### REQUIREMENT:
Please copy, word for word, the line holding "Convert this screenshot" and each line that follows it through the end of the entries, omitting any pictures.

### DATA TO PROCESS:

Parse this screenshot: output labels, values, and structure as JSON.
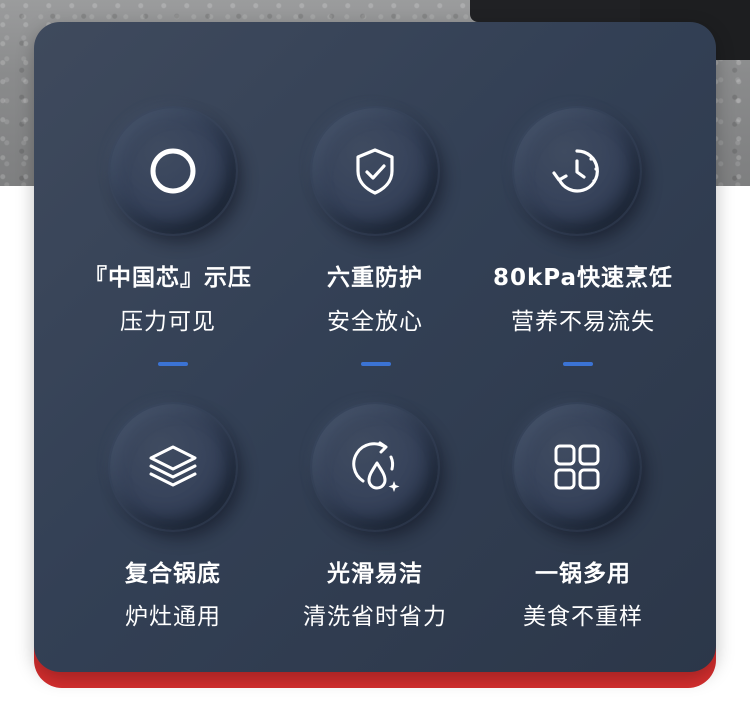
{
  "colors": {
    "panel": "#344055",
    "accent_dash": "#3b73d4",
    "red_base": "#d42e2e",
    "text": "#ffffff"
  },
  "features": [
    {
      "icon": "ring-icon",
      "title": "『中国芯』示压",
      "subtitle": "压力可见"
    },
    {
      "icon": "shield-check-icon",
      "title": "六重防护",
      "subtitle": "安全放心"
    },
    {
      "icon": "clock-arrow-icon",
      "title": "80kPa快速烹饪",
      "subtitle": "营养不易流失"
    },
    {
      "icon": "layers-icon",
      "title": "复合锅底",
      "subtitle": "炉灶通用"
    },
    {
      "icon": "water-drop-cycle-icon",
      "title": "光滑易洁",
      "subtitle": "清洗省时省力"
    },
    {
      "icon": "grid-squares-icon",
      "title": "一锅多用",
      "subtitle": "美食不重样"
    }
  ]
}
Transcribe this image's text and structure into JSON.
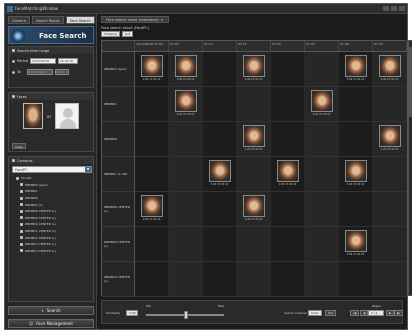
{
  "window": {
    "title": "FaceMatchingWindow"
  },
  "left": {
    "tabs": [
      "Camera",
      "Search Result",
      "Face Search"
    ],
    "banner_title": "Face Search",
    "time_section": {
      "label": "Search time range",
      "from_label": "Period",
      "from_date": "2013/09/26",
      "from_time": "00:00:00",
      "to_label": "To",
      "to_date": "2013/09/26",
      "to_time": "00:00"
    },
    "faces_section": {
      "label": "Faces",
      "connector": "or",
      "clear": "Clear"
    },
    "cameras_section": {
      "label": "Cameras",
      "selected": "FacePC",
      "items": [
        "FacePC",
        "DBMB04 (spot)",
        "DBMB01",
        "DBMB06",
        "DBMB07 (L)",
        "DBMB08 CENTER (L)",
        "DBMB09 CENTER (L)",
        "DBMB10 CENTER (L)",
        "DBMB11 CENTER (L)",
        "DBMB12 CENTER (L)",
        "DBMB13 CENTER (L)",
        "DBMB14 CENTER (L)"
      ]
    },
    "search_button": "Search",
    "face_management_button": "Face Management"
  },
  "main": {
    "tab_label": "Face search result (relevance)",
    "result_info": "Face search result (FacePC)",
    "toolbar": {
      "timeline": "Timeline",
      "list": "List"
    },
    "columns": [
      "2013/09/26 07:00",
      "07:05",
      "07:10",
      "07:15",
      "07:20",
      "07:25",
      "07:30",
      "07:35"
    ],
    "rows": [
      {
        "name": "DBMB04 (spot)",
        "hits": [
          1,
          1,
          0,
          1,
          0,
          0,
          1,
          1
        ]
      },
      {
        "name": "DBMB01",
        "hits": [
          0,
          1,
          0,
          0,
          0,
          1,
          0,
          0
        ]
      },
      {
        "name": "DBMB06",
        "hits": [
          0,
          0,
          0,
          1,
          0,
          0,
          0,
          1
        ]
      },
      {
        "name": "DBMB07 (L CM)",
        "hits": [
          0,
          0,
          1,
          0,
          1,
          0,
          1,
          0
        ]
      },
      {
        "name": "DBMB08 CENTER (L)",
        "hits": [
          1,
          0,
          0,
          1,
          0,
          0,
          0,
          0
        ]
      },
      {
        "name": "DBMB09 CENTER (L)",
        "hits": [
          0,
          0,
          0,
          0,
          0,
          0,
          1,
          0
        ]
      },
      {
        "name": "DBMB10 CENTER (L)",
        "hits": [
          0,
          0,
          0,
          0,
          0,
          0,
          0,
          0
        ]
      }
    ],
    "hit_caption": "0.99\n07:00:00",
    "bottom": {
      "similarity_label": "Similarity",
      "similarity_value": "0.50",
      "min_label": "Min",
      "max_label": "Max",
      "interval_label": "Search interval",
      "interval_value": "1min",
      "set_label": "Set",
      "pages_label": "Pages",
      "page_value": "1 / 1"
    }
  }
}
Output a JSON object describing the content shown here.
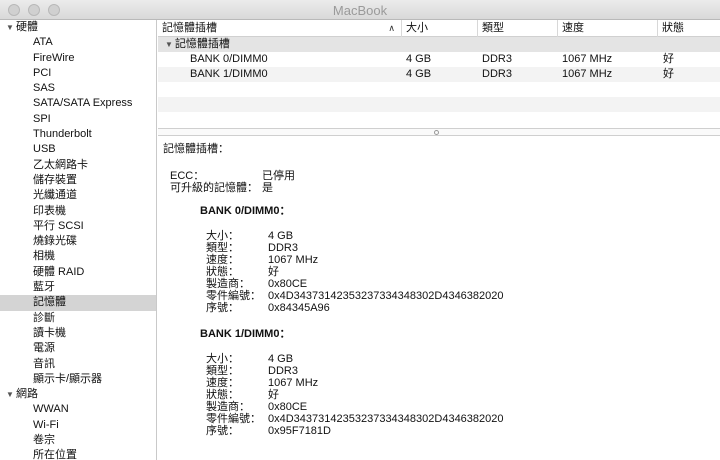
{
  "window": {
    "title": "MacBook"
  },
  "sidebar": {
    "groups": [
      {
        "label": "硬體",
        "expanded": true,
        "items": [
          "ATA",
          "FireWire",
          "PCI",
          "SAS",
          "SATA/SATA Express",
          "SPI",
          "Thunderbolt",
          "USB",
          "乙太網路卡",
          "儲存裝置",
          "光纖通道",
          "印表機",
          "平行 SCSI",
          "燒錄光碟",
          "相機",
          "硬體 RAID",
          "藍牙",
          "記憶體",
          "診斷",
          "讀卡機",
          "電源",
          "音訊",
          "顯示卡/顯示器"
        ]
      },
      {
        "label": "網路",
        "expanded": true,
        "items": [
          "WWAN",
          "Wi-Fi",
          "卷宗",
          "所在位置"
        ]
      }
    ],
    "selected": "記憶體"
  },
  "table": {
    "columns": [
      "記憶體插槽",
      "大小",
      "類型",
      "速度",
      "狀態"
    ],
    "group_label": "記憶體插槽",
    "rows": [
      {
        "name": "BANK 0/DIMM0",
        "size": "4 GB",
        "type": "DDR3",
        "speed": "1067 MHz",
        "status": "好"
      },
      {
        "name": "BANK 1/DIMM0",
        "size": "4 GB",
        "type": "DDR3",
        "speed": "1067 MHz",
        "status": "好"
      }
    ]
  },
  "detail": {
    "title": "記憶體插槽：",
    "ecc_label": "ECC：",
    "ecc_value": "已停用",
    "upgradeable_label": "可升級的記憶體：",
    "upgradeable_value": "是",
    "banks": [
      {
        "title": "BANK 0/DIMM0：",
        "fields": [
          {
            "k": "大小：",
            "v": "4 GB"
          },
          {
            "k": "類型：",
            "v": "DDR3"
          },
          {
            "k": "速度：",
            "v": "1067 MHz"
          },
          {
            "k": "狀態：",
            "v": "好"
          },
          {
            "k": "製造商：",
            "v": "0x80CE"
          },
          {
            "k": "零件編號：",
            "v": "0x4D34373142353237334348302D4346382020"
          },
          {
            "k": "序號：",
            "v": "0x84345A96"
          }
        ]
      },
      {
        "title": "BANK 1/DIMM0：",
        "fields": [
          {
            "k": "大小：",
            "v": "4 GB"
          },
          {
            "k": "類型：",
            "v": "DDR3"
          },
          {
            "k": "速度：",
            "v": "1067 MHz"
          },
          {
            "k": "狀態：",
            "v": "好"
          },
          {
            "k": "製造商：",
            "v": "0x80CE"
          },
          {
            "k": "零件編號：",
            "v": "0x4D34373142353237334348302D4346382020"
          },
          {
            "k": "序號：",
            "v": "0x95F7181D"
          }
        ]
      }
    ]
  }
}
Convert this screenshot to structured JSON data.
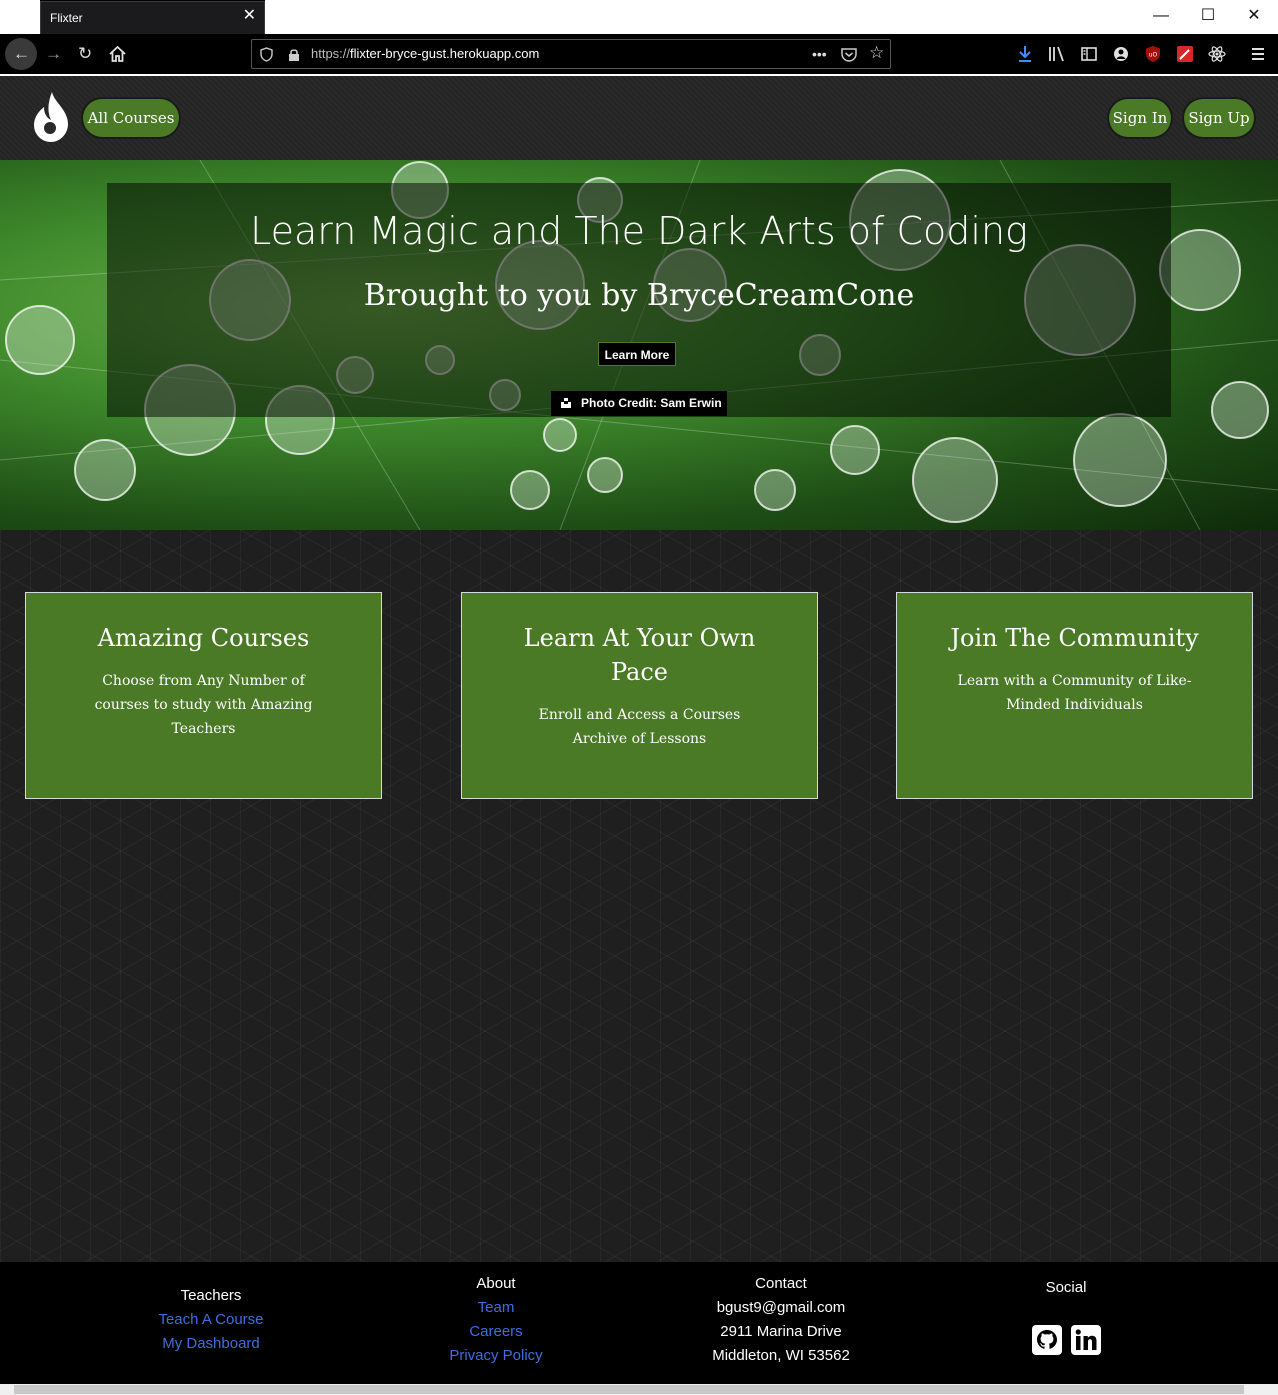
{
  "browser": {
    "tab_title": "Flixter",
    "tab_close": "✕",
    "url_prefix": "https://",
    "url_host": "flixter-bryce-gust.herokuapp.com",
    "window_minimize": "—",
    "window_maximize": "☐",
    "window_close": "✕"
  },
  "header": {
    "all_courses": "All Courses",
    "sign_in": "Sign In",
    "sign_up": "Sign Up"
  },
  "hero": {
    "title": "Learn Magic and The Dark Arts of Coding",
    "subtitle": "Brought to you by BryceCreamCone",
    "learn_more": "Learn More",
    "photo_credit": "Photo Credit: Sam Erwin"
  },
  "features": [
    {
      "title": "Amazing Courses",
      "text": "Choose from Any Number of courses to study with Amazing Teachers"
    },
    {
      "title": "Learn At Your Own Pace",
      "text": "Enroll and Access a Courses Archive of Lessons"
    },
    {
      "title": "Join The Community",
      "text": "Learn with a Community of Like-Minded Individuals"
    }
  ],
  "footer": {
    "teachers": {
      "heading": "Teachers",
      "links": [
        "Teach A Course",
        "My Dashboard"
      ]
    },
    "about": {
      "heading": "About",
      "links": [
        "Team",
        "Careers",
        "Privacy Policy"
      ]
    },
    "contact": {
      "heading": "Contact",
      "lines": [
        "bgust9@gmail.com",
        "2911 Marina Drive",
        "Middleton, WI 53562"
      ]
    },
    "social": {
      "heading": "Social",
      "icons": [
        "github-icon",
        "linkedin-icon"
      ]
    }
  },
  "colors": {
    "brand_green": "#4a7a25",
    "link_blue": "#3e6ee0",
    "footer_bg": "#000000"
  }
}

### EXERCISE OUTPUT:
Convert this screenshot to structured JSON data.
{
  "browser": {
    "tab_title": "Flixter",
    "tab_close": "✕",
    "url_prefix": "https://",
    "url_host": "flixter-bryce-gust.herokuapp.com",
    "window_minimize": "—",
    "window_maximize": "☐",
    "window_close": "✕"
  },
  "header": {
    "all_courses": "All Courses",
    "sign_in": "Sign In",
    "sign_up": "Sign Up"
  },
  "hero": {
    "title": "Learn Magic and The Dark Arts of Coding",
    "subtitle": "Brought to you by BryceCreamCone",
    "learn_more": "Learn More",
    "photo_credit": "Photo Credit: Sam Erwin"
  },
  "features": [
    {
      "title": "Amazing Courses",
      "text": "Choose from Any Number of courses to study with Amazing Teachers"
    },
    {
      "title": "Learn At Your Own Pace",
      "text": "Enroll and Access a Courses Archive of Lessons"
    },
    {
      "title": "Join The Community",
      "text": "Learn with a Community of Like-Minded Individuals"
    }
  ],
  "footer": {
    "teachers": {
      "heading": "Teachers",
      "links": [
        "Teach A Course",
        "My Dashboard"
      ]
    },
    "about": {
      "heading": "About",
      "links": [
        "Team",
        "Careers",
        "Privacy Policy"
      ]
    },
    "contact": {
      "heading": "Contact",
      "lines": [
        "bgust9@gmail.com",
        "2911 Marina Drive",
        "Middleton, WI 53562"
      ]
    },
    "social": {
      "heading": "Social",
      "icons": [
        "github-icon",
        "linkedin-icon"
      ]
    }
  },
  "colors": {
    "brand_green": "#4a7a25",
    "link_blue": "#3e6ee0",
    "footer_bg": "#000000"
  }
}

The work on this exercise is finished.